New York technology companies that develop or accept Bitcoin will soon be confronting a new regulatory environment for their products and services.
The department described its plan as a "fact-finding mission" with no firm deadline for new regulations or a date for the open forum. It will consider whether businesses that deal in Bitcoins should need a "BitLicense" allowing them to sell using the currency, and whether such businesses need to follow anti-money laundering laws that traditional financial institutions must, as well as requiring them to follow traditional regulatory and consumer protection guidelines.
"We are very encourage by the announcement in New York," says Carol van Cleef, a partner at law firm Patton Boggs, and an expert on currency regulation. "Obviously, the laws are clear that to engage in the kind of activity that is involved in Bitcoin exchange and other currency activity, one needs to be registered as a money service."
There are 48 different state laws regulating electronic money transmission, but getting a money transmitter's license is often costly and time-consuming, requiring businesses in some cases to have a minimum net worth of $1 million to $2 million in some states, in addition to bonding.
A license might be a low-cost, simpler alternative for businesses, van Cleef and others say.

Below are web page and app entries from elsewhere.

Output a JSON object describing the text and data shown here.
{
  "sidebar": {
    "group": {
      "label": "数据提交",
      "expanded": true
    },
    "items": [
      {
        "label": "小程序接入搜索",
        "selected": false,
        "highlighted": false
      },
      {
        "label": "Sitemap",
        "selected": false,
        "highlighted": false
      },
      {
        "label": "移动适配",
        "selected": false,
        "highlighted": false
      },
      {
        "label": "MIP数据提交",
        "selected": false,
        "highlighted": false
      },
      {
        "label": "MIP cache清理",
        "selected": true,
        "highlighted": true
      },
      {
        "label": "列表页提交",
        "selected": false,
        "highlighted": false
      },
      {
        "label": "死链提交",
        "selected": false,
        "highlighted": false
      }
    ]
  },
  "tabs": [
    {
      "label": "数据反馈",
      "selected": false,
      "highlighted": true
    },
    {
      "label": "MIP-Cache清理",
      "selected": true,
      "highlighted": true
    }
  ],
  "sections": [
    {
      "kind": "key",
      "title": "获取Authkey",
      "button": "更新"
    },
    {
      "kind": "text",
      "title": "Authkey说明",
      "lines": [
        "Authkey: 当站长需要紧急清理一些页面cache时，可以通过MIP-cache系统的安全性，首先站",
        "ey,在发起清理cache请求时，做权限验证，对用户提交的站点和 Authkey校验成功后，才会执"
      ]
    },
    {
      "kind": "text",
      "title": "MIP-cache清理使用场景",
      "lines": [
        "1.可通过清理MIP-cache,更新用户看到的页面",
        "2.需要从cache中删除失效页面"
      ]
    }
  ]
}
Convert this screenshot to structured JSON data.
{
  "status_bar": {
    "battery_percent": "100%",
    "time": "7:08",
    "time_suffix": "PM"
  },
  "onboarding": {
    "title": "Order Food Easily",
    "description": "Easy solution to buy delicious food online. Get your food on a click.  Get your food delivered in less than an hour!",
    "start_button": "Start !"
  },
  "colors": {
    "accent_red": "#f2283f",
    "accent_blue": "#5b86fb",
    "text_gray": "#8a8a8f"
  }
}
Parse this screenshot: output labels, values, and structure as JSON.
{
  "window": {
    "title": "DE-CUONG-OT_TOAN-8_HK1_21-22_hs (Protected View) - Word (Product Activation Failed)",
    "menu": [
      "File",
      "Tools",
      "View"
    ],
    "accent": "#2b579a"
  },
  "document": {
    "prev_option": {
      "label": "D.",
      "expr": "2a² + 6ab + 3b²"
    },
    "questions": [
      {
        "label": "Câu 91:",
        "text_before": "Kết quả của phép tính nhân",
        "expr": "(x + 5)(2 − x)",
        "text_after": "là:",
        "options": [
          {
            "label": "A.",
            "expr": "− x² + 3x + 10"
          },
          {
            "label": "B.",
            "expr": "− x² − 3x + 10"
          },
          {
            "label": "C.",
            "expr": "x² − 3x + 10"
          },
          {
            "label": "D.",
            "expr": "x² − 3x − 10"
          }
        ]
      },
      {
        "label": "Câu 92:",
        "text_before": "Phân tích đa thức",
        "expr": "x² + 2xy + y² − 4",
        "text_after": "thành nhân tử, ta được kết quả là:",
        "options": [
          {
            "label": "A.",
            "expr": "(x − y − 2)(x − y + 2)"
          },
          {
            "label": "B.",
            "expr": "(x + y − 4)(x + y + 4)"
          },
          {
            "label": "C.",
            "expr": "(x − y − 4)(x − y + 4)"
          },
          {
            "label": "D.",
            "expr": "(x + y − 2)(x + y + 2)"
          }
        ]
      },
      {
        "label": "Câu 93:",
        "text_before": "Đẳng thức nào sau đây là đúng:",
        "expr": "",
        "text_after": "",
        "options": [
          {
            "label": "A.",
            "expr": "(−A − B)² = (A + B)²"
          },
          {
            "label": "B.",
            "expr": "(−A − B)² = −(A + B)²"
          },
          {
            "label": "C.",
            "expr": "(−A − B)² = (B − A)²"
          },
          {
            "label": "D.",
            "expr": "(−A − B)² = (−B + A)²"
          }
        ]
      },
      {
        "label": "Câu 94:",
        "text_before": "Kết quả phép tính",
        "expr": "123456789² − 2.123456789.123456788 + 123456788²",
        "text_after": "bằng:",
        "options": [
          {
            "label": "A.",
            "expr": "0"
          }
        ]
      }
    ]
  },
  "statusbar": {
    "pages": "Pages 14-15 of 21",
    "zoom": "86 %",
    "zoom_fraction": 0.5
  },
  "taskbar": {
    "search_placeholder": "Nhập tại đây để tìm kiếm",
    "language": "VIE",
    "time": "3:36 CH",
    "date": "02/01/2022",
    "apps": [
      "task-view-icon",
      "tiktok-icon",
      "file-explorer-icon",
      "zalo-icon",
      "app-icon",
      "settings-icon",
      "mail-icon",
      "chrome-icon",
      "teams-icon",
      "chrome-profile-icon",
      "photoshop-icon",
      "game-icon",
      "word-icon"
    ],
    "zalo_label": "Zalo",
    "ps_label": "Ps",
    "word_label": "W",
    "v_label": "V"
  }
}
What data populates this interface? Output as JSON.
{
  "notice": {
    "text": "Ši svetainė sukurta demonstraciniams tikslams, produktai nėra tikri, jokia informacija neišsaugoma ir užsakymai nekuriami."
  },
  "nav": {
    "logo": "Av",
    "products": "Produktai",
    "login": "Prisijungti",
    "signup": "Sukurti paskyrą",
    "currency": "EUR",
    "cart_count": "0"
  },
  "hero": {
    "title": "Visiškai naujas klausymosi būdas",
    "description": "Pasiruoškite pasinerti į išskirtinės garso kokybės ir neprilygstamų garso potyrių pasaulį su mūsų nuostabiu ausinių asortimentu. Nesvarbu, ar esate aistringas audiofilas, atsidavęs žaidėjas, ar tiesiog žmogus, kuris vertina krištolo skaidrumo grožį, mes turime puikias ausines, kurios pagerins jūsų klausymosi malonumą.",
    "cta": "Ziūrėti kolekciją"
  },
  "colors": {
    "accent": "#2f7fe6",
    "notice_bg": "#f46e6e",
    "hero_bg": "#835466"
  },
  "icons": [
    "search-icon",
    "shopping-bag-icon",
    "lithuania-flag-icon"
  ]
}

"Virtual currencies may have a number of legitimate commercial purposes, including the facilitation of financial transactions," Benjamin M. Lawsky, superintendent of financial services at NYSDFS said in a memo on Thursday. "That said, NYDFS also believes that it is in the long-term interest of the virtual currency industry to put in place appropriate guardrails that protect consumers"
Bitcoin is a decentralized, highly-encrypted virtual currency invented in 2009 by a mysterious, reclusive programmer named Satoshi Nakamoto. It is most easily acquired through exchanges that trade the currency, whose value has fluctuated wildly from less than a dollar to over $400 today.
Bitcoin has also been the subject of regulatory scrutiny for its potential role in money laundering and financial crimes. The currency gained notoriety earlier this year for its role in facilitating transactions for the $1.2 billion online black market Silk Road, which was shut down by federal authorities in October.
At least one small business concern in New York doesn't think it should need a license for Bitcoin transactions. About two months ago the Lee family's five businesses, including a supermarket, pizza parlor, bakery, and nail spa began accepting Bitcoin.
"A BitLicense does not make sense, because for every other type of payment we offer our customers, we don’t need a special license," says David Lee, the general manager of Green Avenue Market, one of the family enterprises.
Lee says that he likes accepting Bitcoin transactions more than credit cards because he doesn't have to pay merchant-processing fees or deal with charge-backs, and it's just as quick at the point of sale.
What's more, Lee says, Bitcoin has drawn in a new set of customers the store might not get ordinarily. A couple of days ago, for example, one customer trekked the many miles from the Upper East Side of Manhattan to Brooklyn to purchase a half-gallon of organic milk using the virtual currency.
"The Bitcoin community is tight-knit and small, and those involved in Bitcoin are passionate about it," Lee says.